the other regulars are present and correct in one form or
another, including Annika Hansen (alias Seven of Nine in the
regular universe) and even Seska (in full-blown Cardassian
mode), though not all of them are on the side you might expect.
And they seem to be having lots of sex. Chakotay likes it
rough with his engineer Kate Janeway, the latest of Annika's
long list of flings is with Harry, and B'Elanna has inherited
her mother's passion for Terran males, which she satisfies
with her favourite slave, Thomas - who serves her in bondage
in more than one sense. Numerous characters spend a lot of
time naked, both willingly and unwillingly (as prisoners),
and towards the end of the story there are descriptions of
some particularly gory violence. This is certainly not kids'
DeCandido overuses the phrase "to his/her credit" but, to
his credit (darn, now I'm doing it!), this is a most exhilarating
Almost a century after the collapse of the once-mighty Terran
Empire, its long-time rival, the Romulan Star Empire, has
absorbed many of the fringe civilisations spread across that
part of the galaxy. One of the Romulans' slaves is M'k'n'zy
of Calhoun, a savage and unpredictable Xenexian who dreams
of death - and who learns the value of freedom from the unlikeliest
of teachers, a Romulan named Soleta...
collection of six novels spread over two volumes - but only
five Star Trek screen franchises to work with. What's
the solution? Pocket Books has delved into its own New
Frontier range of novels in order to make up the shortfall.
Other series could have been explored, such as Vanguard
(which would at least have allowed for three Terran Empire
stories in the first volume) and SCE/Corps of Engineers,
but New Frontier is the longest running and best known.
Even so, author Peter David addresses the fact that many readers
will be less familiar with this series than they are with
the television franchises. He has concocted a story, Cutting
Ties, that does not rely on total knowledge of the range
(though of course you will enjoy it more if you're a regular
New Frontier reader). M'k'n'zy of Calhoun, renamed
Muck by his Romulan overlords, senses mysterious connections
with some of the people he encounters, including a Terran
slave called Elizabeth - those with whom his counterpart has
served in another universe, as we discover.
remains reliably constant is the author's talent for dramatic
situations and cracking dialogue, and that's what really counts.
One fallen dictator's struggle to regain her power and position

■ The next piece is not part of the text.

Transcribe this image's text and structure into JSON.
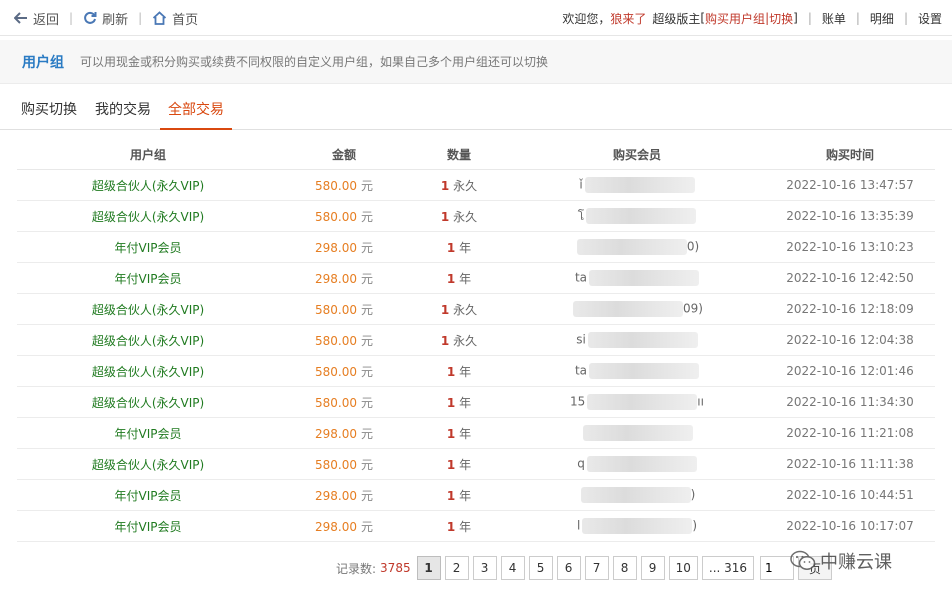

leads to the discovery of a bold rebel plan for a decisive
military strike against the Alliance. But while Kira Nerys
navigates the dangerous road of politics, sex and military
intrigue that she believes will allow her to reclaim the Intendancy,
cracks begin to form in the rebel leadership, leading to a
showdown that will change the course of the Mirror Universe...
was the case with the first volume, the shortest story happens
to get the biggest portrait on the front cover, in this case
Sarah Shaw's Deep Space Nine tale, Saturn's Children.
It may seem strange that the DS9 entry comes last.
I, for one, would have expected it to come before the Voyager
tale. However, this story is set chronologically later, concurrent
with DS9's seventh season, and it appears to lead in
to the Mirror Kira's appearance in the post-Season 7 DS9
Like Keith R.A. DeCandido, Shaw alternates between depicting
the power struggles experienced by a female member of the
Alliance and a Terran male on the side of the Rebellion, and
how these two struggles affect each other. In The Mirror-Scaled
Serpent it was B'Elanna versus Chakotay. Here it's Kira
and Smiley O'Brien. Without ever meeting, they influence each
other's fortunes. Even more so than in DeCandido's story,
I almost found myself siding with the supposed villain, so
successfully does Shaw get inside the mind of the Bajoran,
showing the suffering she has endured following her fall from
grace and her drive to restore herself to a position of authority.
It's a pity that this volume could not have ended with one
of the other two stories, because both of them conclude on
more positive notes than this one does (especially DeCandido's,
which offers pleasing tie-ins with the events of Glass
Empires). Nevertheless, this is an impressive debut for
the author, her first professionally published work of fiction.
The Mirror McGinlay must hate this book, because I love it!